__How to complete this task__
From the records below, return every line containing the word "price".

__Excerpted data__
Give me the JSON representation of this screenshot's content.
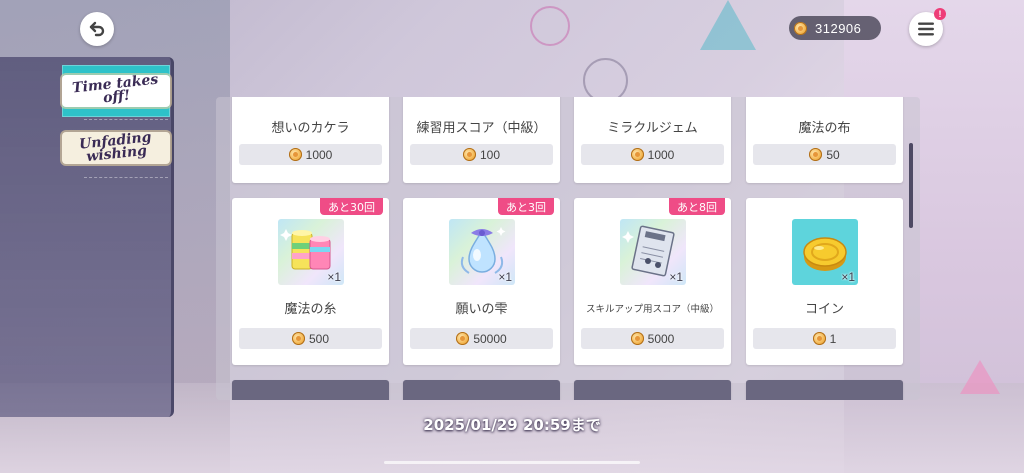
{
  "header": {
    "currency_amount": "312906",
    "menu_badge": "!"
  },
  "sidebar": {
    "items": [
      {
        "label": "Time takes off!",
        "active": true
      },
      {
        "label": "Unfading wishing",
        "active": false
      }
    ]
  },
  "shop": {
    "top_row": [
      {
        "name": "想いのカケラ",
        "price": "1000"
      },
      {
        "name": "練習用スコア（中級）",
        "price": "100"
      },
      {
        "name": "ミラクルジェム",
        "price": "1000"
      },
      {
        "name": "魔法の布",
        "price": "50"
      }
    ],
    "items": [
      {
        "name": "魔法の糸",
        "price": "500",
        "remaining": "あと30回",
        "quantity": "×1",
        "icon": "thread-spools-icon"
      },
      {
        "name": "願いの雫",
        "price": "50000",
        "remaining": "あと3回",
        "quantity": "×1",
        "icon": "wish-droplet-icon"
      },
      {
        "name": "スキルアップ用スコア（中級）",
        "price": "5000",
        "remaining": "あと8回",
        "quantity": "×1",
        "icon": "skill-score-icon"
      },
      {
        "name": "コイン",
        "price": "1",
        "remaining": "",
        "quantity": "×1",
        "icon": "coin-icon"
      }
    ]
  },
  "footer": {
    "deadline": "2025/01/29 20:59まで"
  },
  "colors": {
    "accent_teal": "#2ec2c9",
    "badge_pink": "#ef4c86"
  }
}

__Completed task__
        "price": "1000"
        "price": "100"
        "price": "1000"
        "price": "50"
        "price": "500",
        "price": "50000",
        "price": "5000",
        "price": "1",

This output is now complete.